Task goal:
Search the records for "Ctrl". Report every line where it occurs.

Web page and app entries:
===
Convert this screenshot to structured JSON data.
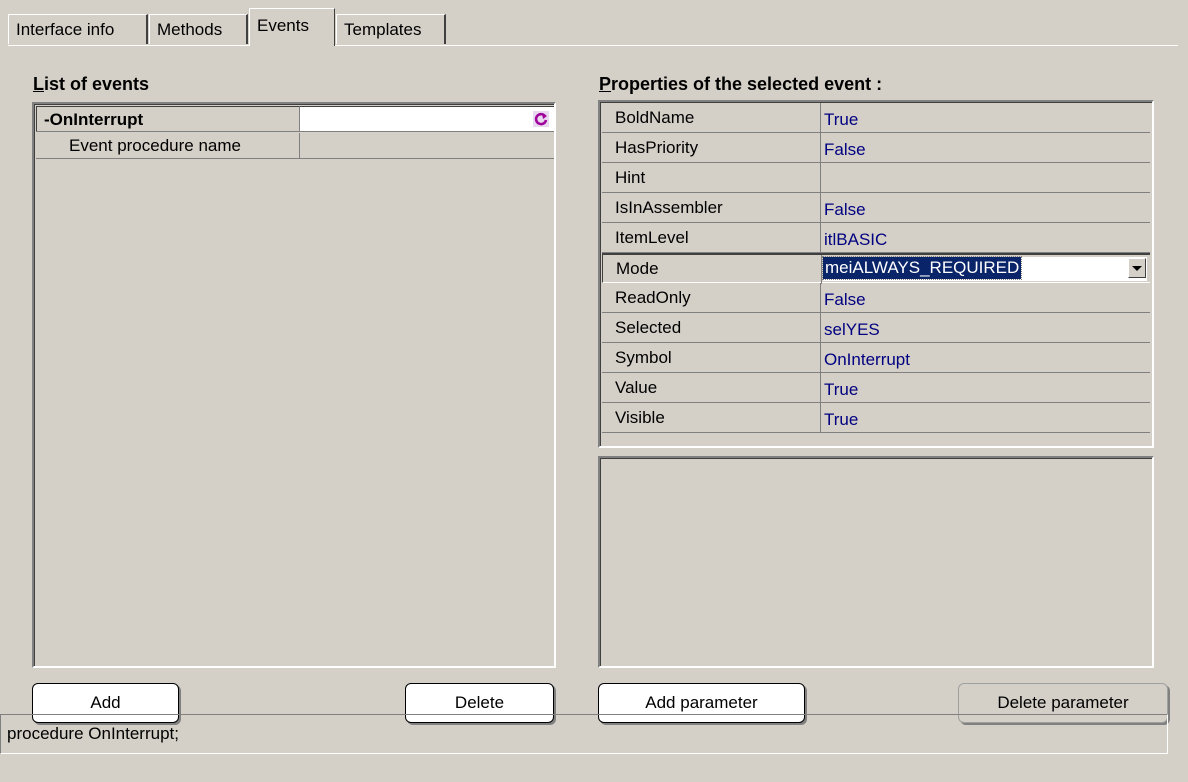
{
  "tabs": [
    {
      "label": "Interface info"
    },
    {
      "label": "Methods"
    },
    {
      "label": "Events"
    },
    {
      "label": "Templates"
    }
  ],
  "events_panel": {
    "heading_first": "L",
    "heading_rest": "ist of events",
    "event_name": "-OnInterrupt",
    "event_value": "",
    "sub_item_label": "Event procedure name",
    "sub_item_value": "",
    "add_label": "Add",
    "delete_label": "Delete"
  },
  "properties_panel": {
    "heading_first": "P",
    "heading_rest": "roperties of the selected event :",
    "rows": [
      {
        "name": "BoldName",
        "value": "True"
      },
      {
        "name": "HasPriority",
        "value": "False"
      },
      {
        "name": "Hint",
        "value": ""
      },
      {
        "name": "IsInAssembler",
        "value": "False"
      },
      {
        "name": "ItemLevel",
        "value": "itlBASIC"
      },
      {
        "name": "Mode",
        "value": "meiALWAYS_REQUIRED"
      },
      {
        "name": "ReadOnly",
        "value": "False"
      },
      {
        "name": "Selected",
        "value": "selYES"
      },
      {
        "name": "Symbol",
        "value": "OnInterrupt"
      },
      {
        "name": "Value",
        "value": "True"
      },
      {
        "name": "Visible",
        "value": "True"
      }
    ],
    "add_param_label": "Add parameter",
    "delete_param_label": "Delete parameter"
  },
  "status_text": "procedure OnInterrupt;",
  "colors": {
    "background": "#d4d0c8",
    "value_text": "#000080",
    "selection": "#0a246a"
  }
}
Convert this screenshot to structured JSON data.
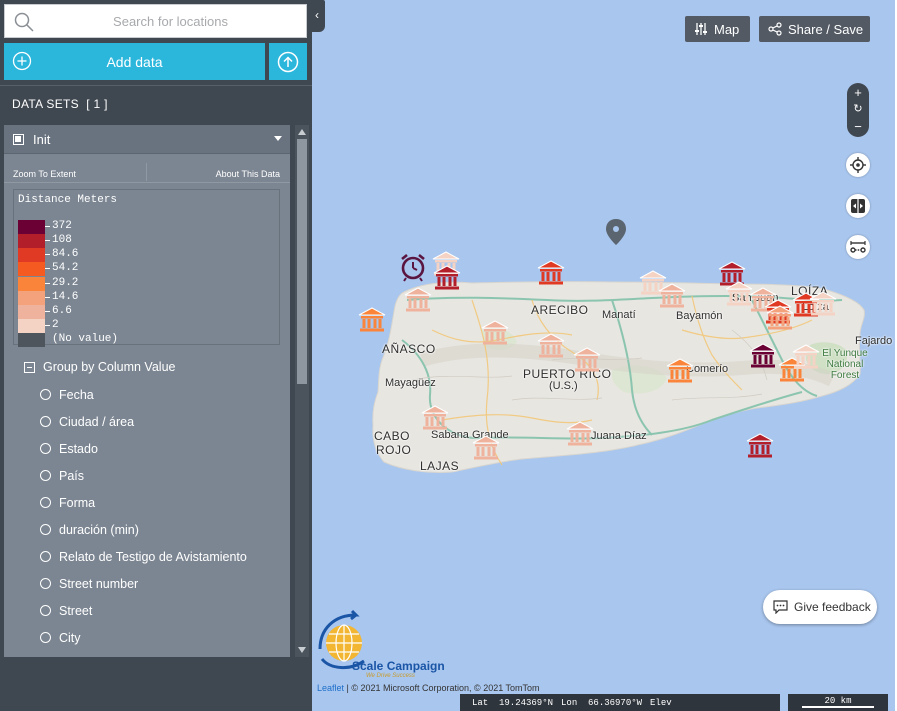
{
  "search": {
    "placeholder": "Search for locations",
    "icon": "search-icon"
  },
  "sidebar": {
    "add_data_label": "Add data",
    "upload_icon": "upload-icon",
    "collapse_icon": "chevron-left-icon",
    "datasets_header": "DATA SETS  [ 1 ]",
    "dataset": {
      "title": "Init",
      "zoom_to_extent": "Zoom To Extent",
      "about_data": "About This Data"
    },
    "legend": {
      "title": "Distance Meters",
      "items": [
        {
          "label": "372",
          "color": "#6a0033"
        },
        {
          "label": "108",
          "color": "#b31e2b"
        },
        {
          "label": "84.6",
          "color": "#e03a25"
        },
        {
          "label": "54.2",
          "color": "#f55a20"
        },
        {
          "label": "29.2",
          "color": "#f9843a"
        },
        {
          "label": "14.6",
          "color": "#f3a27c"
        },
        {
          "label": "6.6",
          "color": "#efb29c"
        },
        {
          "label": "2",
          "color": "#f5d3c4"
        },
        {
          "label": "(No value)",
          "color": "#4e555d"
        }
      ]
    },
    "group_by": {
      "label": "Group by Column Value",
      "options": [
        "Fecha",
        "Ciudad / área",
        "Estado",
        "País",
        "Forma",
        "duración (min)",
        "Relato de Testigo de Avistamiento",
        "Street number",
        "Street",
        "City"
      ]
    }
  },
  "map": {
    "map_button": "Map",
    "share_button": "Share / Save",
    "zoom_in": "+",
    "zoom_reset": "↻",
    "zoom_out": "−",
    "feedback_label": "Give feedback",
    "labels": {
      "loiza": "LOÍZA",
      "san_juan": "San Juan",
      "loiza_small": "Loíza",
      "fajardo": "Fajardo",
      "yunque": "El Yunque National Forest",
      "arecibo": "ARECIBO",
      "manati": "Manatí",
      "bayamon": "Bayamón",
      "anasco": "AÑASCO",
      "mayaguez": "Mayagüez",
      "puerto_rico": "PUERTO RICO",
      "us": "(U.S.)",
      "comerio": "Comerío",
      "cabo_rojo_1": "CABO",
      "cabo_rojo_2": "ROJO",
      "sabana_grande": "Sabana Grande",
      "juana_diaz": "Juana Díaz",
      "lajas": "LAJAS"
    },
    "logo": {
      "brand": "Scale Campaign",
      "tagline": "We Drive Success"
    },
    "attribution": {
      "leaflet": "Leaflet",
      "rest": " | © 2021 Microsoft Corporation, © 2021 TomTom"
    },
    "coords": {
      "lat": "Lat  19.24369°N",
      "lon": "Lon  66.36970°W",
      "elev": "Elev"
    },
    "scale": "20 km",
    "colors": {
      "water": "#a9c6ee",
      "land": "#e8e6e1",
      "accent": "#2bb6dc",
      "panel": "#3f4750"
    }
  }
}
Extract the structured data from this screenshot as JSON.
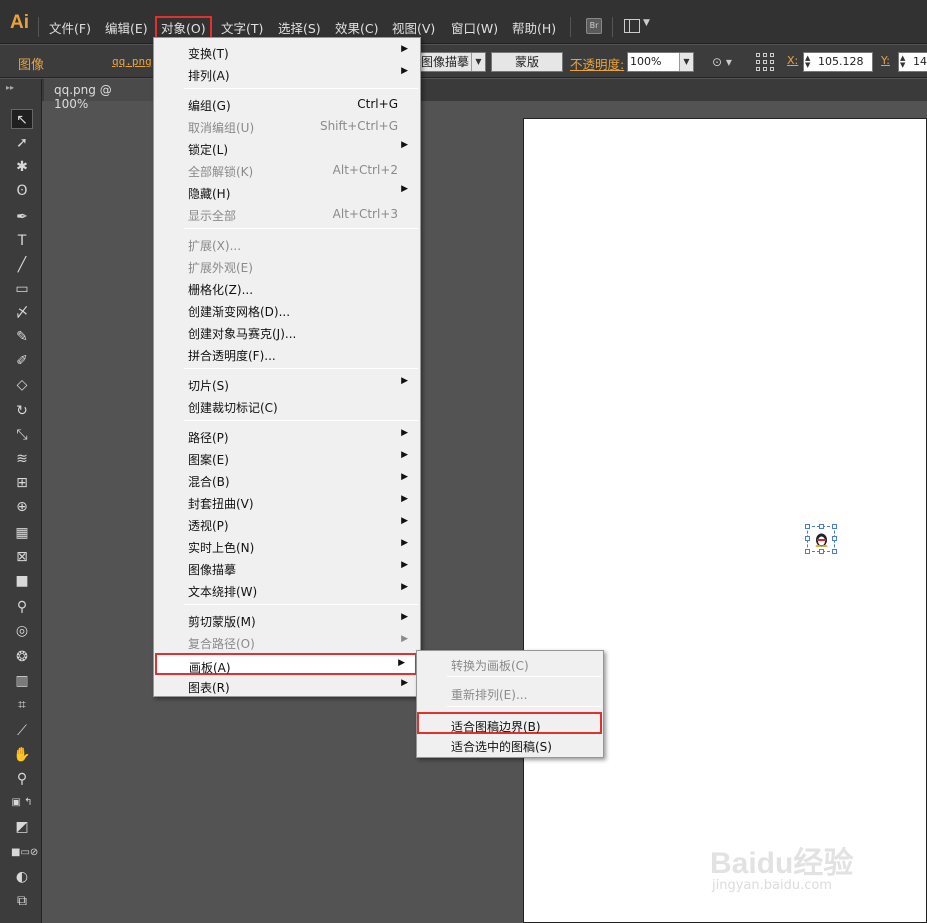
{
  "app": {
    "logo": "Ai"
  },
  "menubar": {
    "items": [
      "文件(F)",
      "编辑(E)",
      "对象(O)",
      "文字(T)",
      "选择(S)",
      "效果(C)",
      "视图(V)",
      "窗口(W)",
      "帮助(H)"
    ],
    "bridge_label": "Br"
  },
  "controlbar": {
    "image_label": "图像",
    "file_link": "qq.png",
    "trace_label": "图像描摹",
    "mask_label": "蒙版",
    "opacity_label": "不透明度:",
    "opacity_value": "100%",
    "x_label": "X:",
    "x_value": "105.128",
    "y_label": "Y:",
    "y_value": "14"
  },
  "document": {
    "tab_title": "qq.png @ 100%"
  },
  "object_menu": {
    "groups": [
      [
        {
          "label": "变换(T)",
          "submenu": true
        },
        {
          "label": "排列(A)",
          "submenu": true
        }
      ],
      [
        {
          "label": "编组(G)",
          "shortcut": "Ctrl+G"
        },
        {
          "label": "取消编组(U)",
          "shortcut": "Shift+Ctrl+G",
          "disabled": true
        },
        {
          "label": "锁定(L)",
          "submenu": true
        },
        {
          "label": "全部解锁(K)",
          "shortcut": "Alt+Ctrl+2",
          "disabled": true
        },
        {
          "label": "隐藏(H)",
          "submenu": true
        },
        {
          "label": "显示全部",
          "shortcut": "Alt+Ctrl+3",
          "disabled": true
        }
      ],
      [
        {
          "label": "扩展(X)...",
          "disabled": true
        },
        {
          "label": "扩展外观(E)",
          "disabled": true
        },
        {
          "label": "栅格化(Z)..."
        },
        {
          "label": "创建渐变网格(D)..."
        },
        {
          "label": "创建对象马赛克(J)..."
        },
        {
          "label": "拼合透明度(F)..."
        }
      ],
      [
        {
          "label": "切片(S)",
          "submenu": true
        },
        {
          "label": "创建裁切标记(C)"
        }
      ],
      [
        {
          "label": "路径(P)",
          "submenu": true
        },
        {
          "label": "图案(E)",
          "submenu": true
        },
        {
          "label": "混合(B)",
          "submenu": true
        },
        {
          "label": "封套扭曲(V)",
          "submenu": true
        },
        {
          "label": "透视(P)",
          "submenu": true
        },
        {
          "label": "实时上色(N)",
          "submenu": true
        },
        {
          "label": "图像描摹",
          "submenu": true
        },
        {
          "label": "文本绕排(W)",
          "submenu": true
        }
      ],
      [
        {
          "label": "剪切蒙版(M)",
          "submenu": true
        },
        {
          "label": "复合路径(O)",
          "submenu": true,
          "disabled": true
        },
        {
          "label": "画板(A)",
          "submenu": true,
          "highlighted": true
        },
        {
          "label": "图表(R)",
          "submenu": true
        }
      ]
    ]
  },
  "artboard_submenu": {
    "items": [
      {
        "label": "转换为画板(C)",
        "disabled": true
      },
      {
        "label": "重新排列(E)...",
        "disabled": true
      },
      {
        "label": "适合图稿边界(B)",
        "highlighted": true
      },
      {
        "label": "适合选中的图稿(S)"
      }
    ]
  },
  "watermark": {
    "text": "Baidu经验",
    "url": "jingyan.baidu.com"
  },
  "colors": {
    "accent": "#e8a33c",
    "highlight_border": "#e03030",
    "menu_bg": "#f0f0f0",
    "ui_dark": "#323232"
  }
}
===
Task output:
          "shortcut": "Ctrl+G"
          "shortcut": "Shift+Ctrl+G",
          "shortcut": "Alt+Ctrl+2",
          "shortcut": "Alt+Ctrl+3",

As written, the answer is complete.